• My first sentence is wrong. I meant to say that what you say is important and I think that some courses in philosophy of science would help many students/researchers, to be forced to think about what we actually can conclude from our successful theories and models. I agree to your comment, tho. Commented Aug 16, 2023 at 14:29

This question will be a way to ask if quantum mechanics is just a mathematical framework to predict physical outcomes without talking about the 'actual', maybe even 'deterministic' phenomena, such that the equations never make the wrong predictions.

Every physical theory is “just” a mathematical framework to predict physical outcomes. Every framework only talks about the actual phenomena in the sense of what we can “actually” predict and observe. Quantum mechanics just feels unusual because there are things which we might have liked to predict and thought should have been there, but the theory makes no mention of such things. You should see look at Bell’s theorem, discussions of (local) hidden variables, and interpretations of QM to learn more about this.

such that the equations never make the wrong predictions

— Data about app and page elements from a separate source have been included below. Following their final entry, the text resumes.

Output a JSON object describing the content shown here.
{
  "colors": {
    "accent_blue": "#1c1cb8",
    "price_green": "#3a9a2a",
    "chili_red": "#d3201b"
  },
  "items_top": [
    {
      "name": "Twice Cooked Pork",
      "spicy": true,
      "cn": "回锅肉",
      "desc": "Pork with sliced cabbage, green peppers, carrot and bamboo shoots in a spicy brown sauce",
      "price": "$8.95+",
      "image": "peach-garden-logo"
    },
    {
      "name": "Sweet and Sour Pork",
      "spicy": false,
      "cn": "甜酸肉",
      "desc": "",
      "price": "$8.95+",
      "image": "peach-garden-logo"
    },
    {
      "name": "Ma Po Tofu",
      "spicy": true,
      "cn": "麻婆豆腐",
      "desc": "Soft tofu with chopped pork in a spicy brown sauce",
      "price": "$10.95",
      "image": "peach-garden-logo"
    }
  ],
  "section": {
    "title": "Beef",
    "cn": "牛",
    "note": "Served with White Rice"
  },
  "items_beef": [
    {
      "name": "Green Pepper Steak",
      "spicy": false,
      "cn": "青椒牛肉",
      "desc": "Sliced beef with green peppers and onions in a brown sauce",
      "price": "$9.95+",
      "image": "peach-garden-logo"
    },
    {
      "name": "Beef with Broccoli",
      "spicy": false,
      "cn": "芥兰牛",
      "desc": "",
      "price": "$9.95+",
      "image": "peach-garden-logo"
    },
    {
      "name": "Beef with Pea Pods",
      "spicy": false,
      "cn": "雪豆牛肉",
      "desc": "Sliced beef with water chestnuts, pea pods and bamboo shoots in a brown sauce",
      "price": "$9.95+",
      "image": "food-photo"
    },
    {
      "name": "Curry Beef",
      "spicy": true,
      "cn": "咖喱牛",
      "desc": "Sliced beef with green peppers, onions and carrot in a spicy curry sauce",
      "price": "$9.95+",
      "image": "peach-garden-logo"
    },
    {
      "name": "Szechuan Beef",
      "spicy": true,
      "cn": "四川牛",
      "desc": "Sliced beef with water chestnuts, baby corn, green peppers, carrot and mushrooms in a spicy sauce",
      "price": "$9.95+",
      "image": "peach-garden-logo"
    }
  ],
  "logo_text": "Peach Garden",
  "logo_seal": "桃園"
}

Well, if the equations made the wrong predictions, then we would assume we had the wrong equations and go looking for the other (right) ones. We are assuming that slices of reality are fundamentally rational and can be predicted with logical axioms and mathematical models - there is no reason reality had to be that way but so far this assumption has been very useful!

I think maybe what you are trying to express here is the feeling that the theory is so general that it could be used to model anything, and is thus not much of a model at all. The point to remember though is that the theory is constrained; namely, the assumption (in ordinary QM) that physical states are vectors (actually rays) and observables correspond to Hermitian operators does limit the types of things we are allowed to expect (which is a good thing)!

I am not as familiar with QFT, but similar considerations apply. The creation of a particle is modeled by a creation/annihilation operator, but we also assume this is a linear operator acting on a rigged Hilbert space. This gives some structure to “reality.”

Now, what I don't understand is, what did really happen?

Again, you should look at interpretations of QM for an attempt to answer this question. At present, there is no consensus among physicists as to what “really happened.”

Finally, as a general point, no language or mathematical model of reality is equivalent to reality itself, but we still expect some (approximate) homomorphism between the theory and reality. In other words, the theory tells us somewhat what reality must be like —- even if it is not reality itself. Similarly, a good map tells us what the actual territory is like, but the map isn’t reality.

• "the theory tells us somewhat what reality must be like —- even if it is not reality itself" - yes, but only as far as experimental predictions go. If you assume that the theory- at least in some restricted sense - corresponds to something "real", then that is an assumption, e.g. converging realism. For example, you can talk about electrons, magnetic fields, quantum fields etc. without giving these things a "real meaning", i.e. you do not have to assume these things are really out there. But if you do so, that is a "believe" in these sense that this is nothing you can observe. Commented Aug 16, 2023 at 6:50